- Governor Rod. R. Blagojevich today signed legislation that removes a
"sunset" provision of the Abandoned Newborn Infant Protection
Act and makes permanent the list of places parents and guardians can safely
relinquish their newborn infants.
heard tragic reports this week of three separate incidents where babies
were abandoned illegally, one of whom died. These stories emphasize the
importance of continuing the Abandoned Newborn Infant Protection Act in
Illinois and helping desperate parents avoid leaving their babies in unsafe
settings. By removing the sunset provision, we may save more lives and
protect a process that gives parents a safe and legal way to give up their
newborn babies in confidence - no questions asked as long as the baby
is left in one of the many 'safe havens' covered in the law," said
approval of House Bill 175 comes during a week when three babies were
abandoned in the Chicago area.
175, bi-partisan legislation sponsored by Rep. Beth Coulson (R-Glenview)
and Sen. Donne Trotter (D-Chicago) and approved unanimously by the General
Assembly, removes the scheduled July 1, 2007 expiration of the Abandoned
Newborn Infant Protection Act.
Newborn Infant Protection Act grants parents immunity from criminal prosecution
if they safely abandon their infants within 72 hours of birth with personnel
at designated "safe havens," which are police stations, fire
stations, hospitals and medical emergency facilities.
there is a demonstrated need for the continuation of this law and for
funding for outreach to educate parents about the opportunity to give
their children what they themselves feel they cannot provide, a start
at life," said Sen. Trotter. "This week has been marked by the
tragic death of a newborn infant who was abandoned and the miraculous
recovery of another infant who was found in time. We've got to stop these
senseless tragedies, and this law gives us a fighting chance at doing
Abandoned Newborn Infant Protection Act was approved in 2001, 16 abandoned
infants who met the age requirement were reported to the Department of
Children and Family Services. While abandonment of an infant can be done
anonymously, staff at accepting facilities can provide an information
packet to parents or guardians to help explain their rights and available
can distribute the Illinois Medical Information and Exchange Form to gather
medical information about an abandoned infant on an anonymous basis, information
that might prove useful for the baby later in life.
If a newborn
infant is relinquished to staff at a police or fire station, they will
transport the infant to the nearest hospital as soon as possible. If the
parent of a newborn infant returns to the police or fire station within
72 hours after relinquishing the infant, staff must inform the parent
of the name and location of the hospital where the child was taken. A
parent wishing to regain custody of their infant must petition the court
within 60 days.
law has more than proven its effectiveness by saving 16 infants since
it was passed in August, 2001," said Rep. Coulson. "Sadly, during
the same period that 16 infants were saved, a total of 36 infants that
were unsafely abandoned were recorded, and of those only 17 were found
alive.
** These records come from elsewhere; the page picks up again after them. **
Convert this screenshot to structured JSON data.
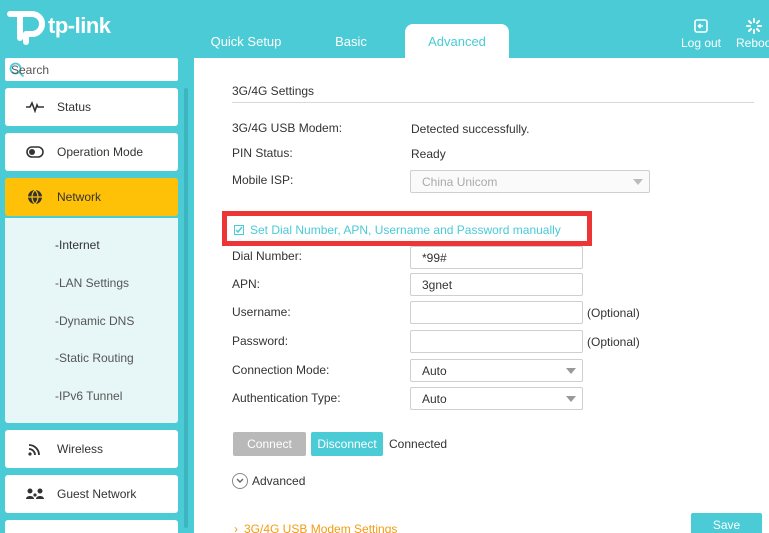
{
  "brand": {
    "name": "tp-link"
  },
  "nav": {
    "tabs": [
      {
        "label": "Quick Setup"
      },
      {
        "label": "Basic"
      },
      {
        "label": "Advanced"
      }
    ],
    "logout": "Log out",
    "reboot": "Reboo"
  },
  "sidebar": {
    "search_placeholder": "Search",
    "items": [
      {
        "label": "Status",
        "icon": "pulse-icon"
      },
      {
        "label": "Operation Mode",
        "icon": "toggle-icon"
      },
      {
        "label": "Network",
        "icon": "globe-icon"
      },
      {
        "label": "Wireless",
        "icon": "wifi-icon"
      },
      {
        "label": "Guest Network",
        "icon": "guests-icon"
      }
    ],
    "network_sub": [
      {
        "label": "-Internet"
      },
      {
        "label": "-LAN Settings"
      },
      {
        "label": "-Dynamic DNS"
      },
      {
        "label": "-Static Routing"
      },
      {
        "label": "-IPv6 Tunnel"
      }
    ]
  },
  "main": {
    "section_title": "3G/4G Settings",
    "modem_label": "3G/4G USB Modem:",
    "modem_value": "Detected successfully.",
    "pin_label": "PIN Status:",
    "pin_value": "Ready",
    "isp_label": "Mobile ISP:",
    "isp_value": "China Unicom",
    "manual_checkbox": "Set Dial Number, APN, Username and Password manually",
    "dial_label": "Dial Number:",
    "dial_value": "*99#",
    "apn_label": "APN:",
    "apn_value": "3gnet",
    "username_label": "Username:",
    "username_value": "",
    "password_label": "Password:",
    "password_value": "",
    "optional": "(Optional)",
    "conn_mode_label": "Connection Mode:",
    "conn_mode_value": "Auto",
    "auth_label": "Authentication Type:",
    "auth_value": "Auto",
    "connect_btn": "Connect",
    "disconnect_btn": "Disconnect",
    "status": "Connected",
    "advanced": "Advanced",
    "usb_settings_link": "3G/4G USB Modem Settings",
    "save_btn": "Save"
  },
  "colors": {
    "accent": "#4acbd6",
    "active": "#ffc107",
    "highlight": "#ee3535",
    "link": "#f39c12"
  }
}
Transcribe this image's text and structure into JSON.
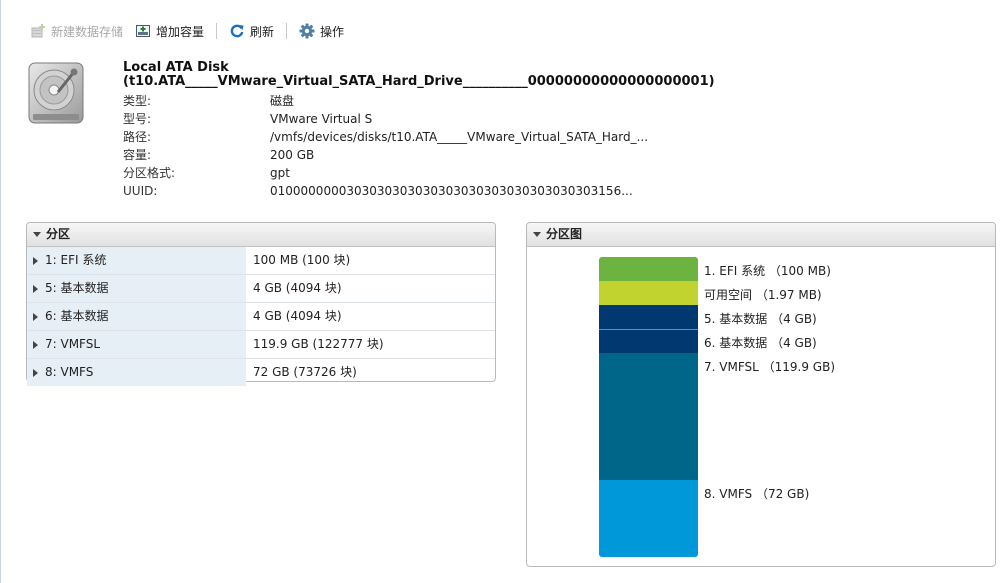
{
  "toolbar": {
    "new_datastore": "新建数据存储",
    "increase_capacity": "增加容量",
    "refresh": "刷新",
    "actions": "操作"
  },
  "disk": {
    "title_line1": "Local ATA Disk",
    "title_line2": "(t10.ATA_____VMware_Virtual_SATA_Hard_Drive__________00000000000000000001)",
    "properties": [
      {
        "label": "类型:",
        "value": "磁盘"
      },
      {
        "label": "型号:",
        "value": "VMware Virtual S"
      },
      {
        "label": "路径:",
        "value": "/vmfs/devices/disks/t10.ATA_____VMware_Virtual_SATA_Hard_..."
      },
      {
        "label": "容量:",
        "value": "200 GB"
      },
      {
        "label": "分区格式:",
        "value": "gpt"
      },
      {
        "label": "UUID:",
        "value": "0100000000303030303030303030303030303030303156..."
      }
    ]
  },
  "partitions_panel": {
    "title": "分区",
    "rows": [
      {
        "name": "1: EFI 系统",
        "size": "100 MB (100 块)"
      },
      {
        "name": "5: 基本数据",
        "size": "4 GB (4094 块)"
      },
      {
        "name": "6: 基本数据",
        "size": "4 GB (4094 块)"
      },
      {
        "name": "7: VMFSL",
        "size": "119.9 GB (122777 块)"
      },
      {
        "name": "8: VMFS",
        "size": "72 GB (73726 块)"
      }
    ]
  },
  "map_panel": {
    "title": "分区图",
    "segments": [
      {
        "label": "1. EFI 系统 （100 MB)",
        "gb": 0.1,
        "color": "#6db33f"
      },
      {
        "label": "可用空间 （1.97 MB)",
        "gb": 0.002,
        "color": "#c1d32f"
      },
      {
        "label": "5. 基本数据 （4 GB)",
        "gb": 4,
        "color": "#00386f"
      },
      {
        "label": "6. 基本数据 （4 GB)",
        "gb": 4,
        "color": "#00386f"
      },
      {
        "label": "7. VMFSL （119.9 GB)",
        "gb": 119.9,
        "color": "#006689"
      },
      {
        "label": "8. VMFS （72 GB)",
        "gb": 72,
        "color": "#0098d8"
      }
    ]
  }
}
It's clear that the more the word gets out, the more infants can
became the 15th state to pass a "safe haven" law that protects
abandoned infants and offers immunity for the parents and guardians who
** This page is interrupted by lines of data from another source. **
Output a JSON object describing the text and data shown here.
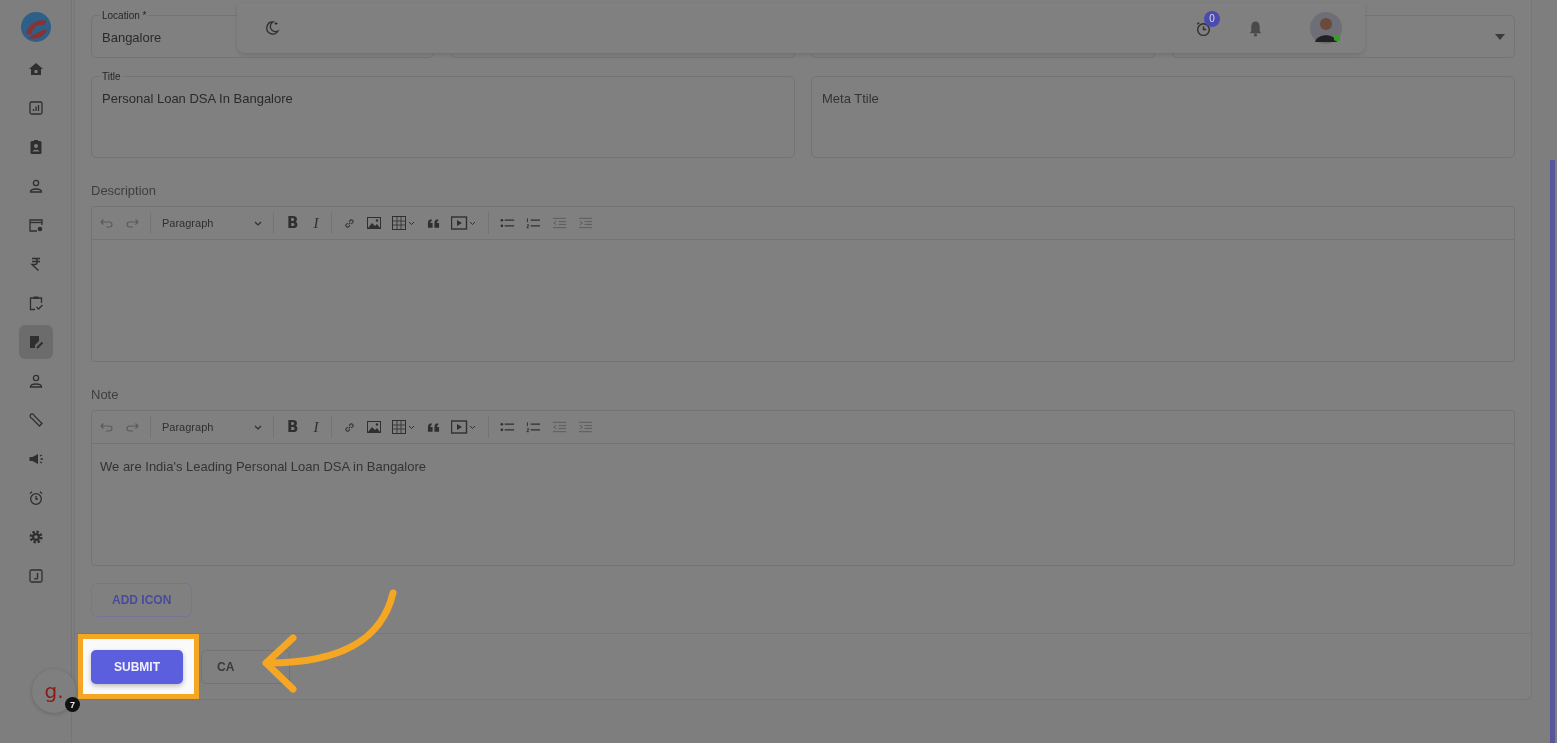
{
  "sidebar": {
    "items": [
      {
        "kind": "home",
        "selected": false
      },
      {
        "kind": "chart",
        "selected": false
      },
      {
        "kind": "contact",
        "selected": false
      },
      {
        "kind": "person",
        "selected": false
      },
      {
        "kind": "window",
        "selected": false
      },
      {
        "kind": "rupee",
        "selected": false
      },
      {
        "kind": "clipboard",
        "selected": false
      },
      {
        "kind": "edit",
        "selected": true
      },
      {
        "kind": "person",
        "selected": false
      },
      {
        "kind": "wrench",
        "selected": false
      },
      {
        "kind": "megaphone",
        "selected": false
      },
      {
        "kind": "alarm",
        "selected": false
      },
      {
        "kind": "settings",
        "selected": false
      },
      {
        "kind": "jbox",
        "selected": false
      }
    ]
  },
  "header": {
    "timer_badge": "0"
  },
  "form": {
    "top_fields": [
      {
        "label": "Location *",
        "value": "Bangalore",
        "kind": "text"
      },
      {
        "kind": "text"
      },
      {
        "kind": "text"
      },
      {
        "kind": "select"
      }
    ],
    "title_field": {
      "label": "Title",
      "value": "Personal Loan DSA In Bangalore"
    },
    "meta_title_field": {
      "placeholder": "Meta Ttile"
    },
    "editors": [
      {
        "label": "Description",
        "block_format": "Paragraph",
        "bold": "B",
        "italic": "I"
      },
      {
        "label": "Note",
        "block_format": "Paragraph",
        "bold": "B",
        "italic": "I",
        "content": "We are India's Leading Personal Loan DSA in Bangalore"
      }
    ],
    "add_icon_button": "ADD ICON",
    "submit_button": "SUBMIT",
    "cancel_button": "CA"
  },
  "chat_widget": {
    "letter": "g.",
    "badge": "7"
  }
}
relinquish them; at least 45 states now have similar laws.
was pleased to be among states with a safe haven law, but even more so
now that it's been made permanent," said DCFS Director Bryan Samuels.
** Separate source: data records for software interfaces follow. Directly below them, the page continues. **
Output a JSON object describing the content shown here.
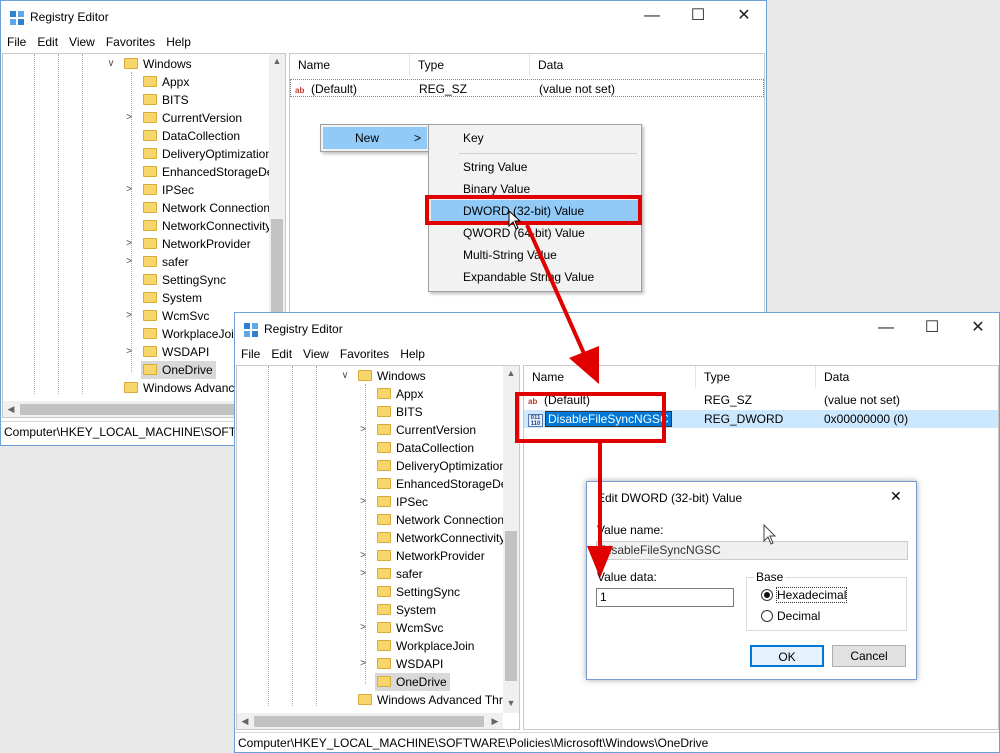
{
  "title": "Registry Editor",
  "menu": [
    "File",
    "Edit",
    "View",
    "Favorites",
    "Help"
  ],
  "window_controls": {
    "minimize": "—",
    "maximize": "☐",
    "close": "✕"
  },
  "tree": {
    "parent": "Windows",
    "children": [
      "Appx",
      "BITS",
      "CurrentVersion",
      "DataCollection",
      "DeliveryOptimization",
      "EnhancedStorageDevices",
      "IPSec",
      "Network Connections",
      "NetworkConnectivity",
      "NetworkProvider",
      "safer",
      "SettingSync",
      "System",
      "WcmSvc",
      "WorkplaceJoin",
      "WSDAPI",
      "OneDrive"
    ],
    "next_top": "Windows Advanced Threat Protection"
  },
  "list_columns": [
    "Name",
    "Type",
    "Data"
  ],
  "back_rows": [
    {
      "name": "(Default)",
      "type": "REG_SZ",
      "data": "(value not set)"
    }
  ],
  "front_rows": [
    {
      "name": "(Default)",
      "type": "REG_SZ",
      "data": "(value not set)"
    },
    {
      "name": "DisableFileSyncNGSC",
      "type": "REG_DWORD",
      "data": "0x00000000 (0)"
    }
  ],
  "status_back": "Computer\\HKEY_LOCAL_MACHINE\\SOFTWARE\\Policies\\Microsoft\\Windows\\OneDrive",
  "status_front": "Computer\\HKEY_LOCAL_MACHINE\\SOFTWARE\\Policies\\Microsoft\\Windows\\OneDrive",
  "context_menu": {
    "new_label": "New",
    "new_arrow": ">"
  },
  "submenu": {
    "key": "Key",
    "items": [
      "String Value",
      "Binary Value",
      "DWORD (32-bit) Value",
      "QWORD (64-bit) Value",
      "Multi-String Value",
      "Expandable String Value"
    ]
  },
  "dialog": {
    "title": "Edit DWORD (32-bit) Value",
    "value_name_label": "Value name:",
    "value_name": "DisableFileSyncNGSC",
    "value_data_label": "Value data:",
    "value_data": "1",
    "base_label": "Base",
    "hex_label": "Hexadecimal",
    "dec_label": "Decimal",
    "ok": "OK",
    "cancel": "Cancel",
    "close": "✕"
  },
  "colors": {
    "highlight": "#cce8ff",
    "menu_highlight": "#91c9f7",
    "annotation": "#e00000",
    "selection": "#0078d7"
  }
}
"Also, our agency continues to promote public education throughout
Illinois in an effort to save innocent babies that deserve loving homes,"
DCFS joined the Abandoned Babies Foundation to launch a campaign to raise
public awareness of the Abandoned Newborn Infant Protection Act. In addition
to helping fund the production and distribution of public service announcements,
over the last year DCFS also has:
Distributed posters and brochures in English and Spanish to public schools
and private organizations and communities throughout Illinois.
· Sent agency representatives to speaking engagements to educate
organizations and other state agencies about the Newborn Abandoned Infant
· Maintained information about the Newborn Abandoned Infant Protection
Act on the DCFS website, www.state.il.us/dcfs/library/com_communications_sumlicen_abinfant.shtml
feel great pride today to see the law become permanent, especially during
a week when its need is powerfully demonstrated," said Dawn Geras,
President of the Save Abandoned Babies Foundation in Illinois. "Now
we can concentrate on the public awareness needed to save more babies.
There are not many times in life that you have an opportunity to make
a life or death difference. This is one of them. Please help us spread
the word. Tell a friend. Tell a neighbor. Talk about it. It truly is a
matter of life and death."
to call for parents or guardians who are thinking of abandoning their
newborn infant is 1-866-694-BABY.
Illinois Department of Children and Family Services